Park Slope Food Coop Rejects Israel Boycott
A well-known cooperative grocery store in Brooklyn voted to reject a boycott of Israeli goods.
At a special meeting Tuesday night, members of the Park Slope Food Coop rejected by a vote of 1,005 to 653 a proposal to hold a mail ballot referendum for all members on whether to stop selling Israeli goods.
The meeting was held at an area high school to accommodate the expected crowd, which ended up exceeding in size any previous co-op meeting, The New York Times reported.
The co-op, founded in 1973, is well known in New York City as a bastion of socially conscious consumerism. Each member is required to do a work shift of 2 hours and 45 minutes every four weeks in order to shop at the coop, which offers a wide selection of organic and other goods at significant discounts.
Supporters and opponents of a boycott had campaigned aggressively in the run-up to the vote at the co-op, which has a large number of Jewish members.
The call to boycott Israeli goods had been percolating for several years, the subject of vigorous debate in the co-op’s newsletter.
The issue garnered substantial media attention. New York City Mayor Michael Bloomberg and other elected officials strongly criticized the boycott proposal.
“I think it has nothing to do with the food,” Bloomberg said Monday when asked about the boycott at a news conference. “The issue is there are people who want Israel to be torn apart and everybody to be massacred, and America is not going to let that happen.”
The co-op’s general manager and one of its founders, Joe Holtz, urged members to reject the boycott call, calling it “divisive.”

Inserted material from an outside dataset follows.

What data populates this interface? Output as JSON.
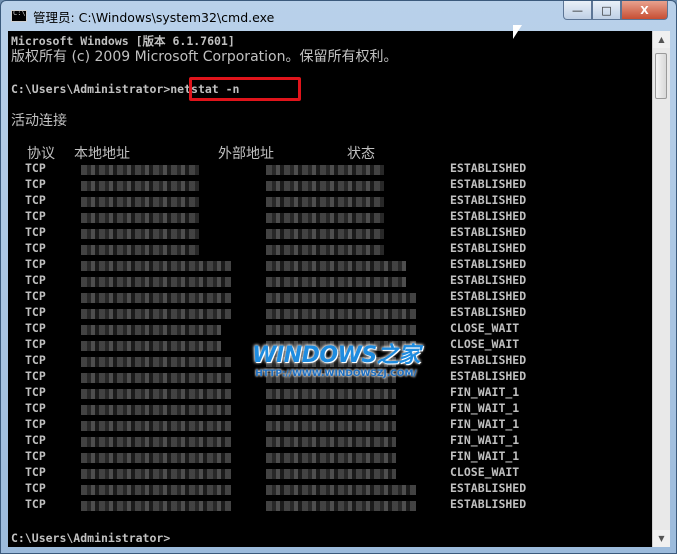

The co-op reportedly sells only a handful of Israeli-made products.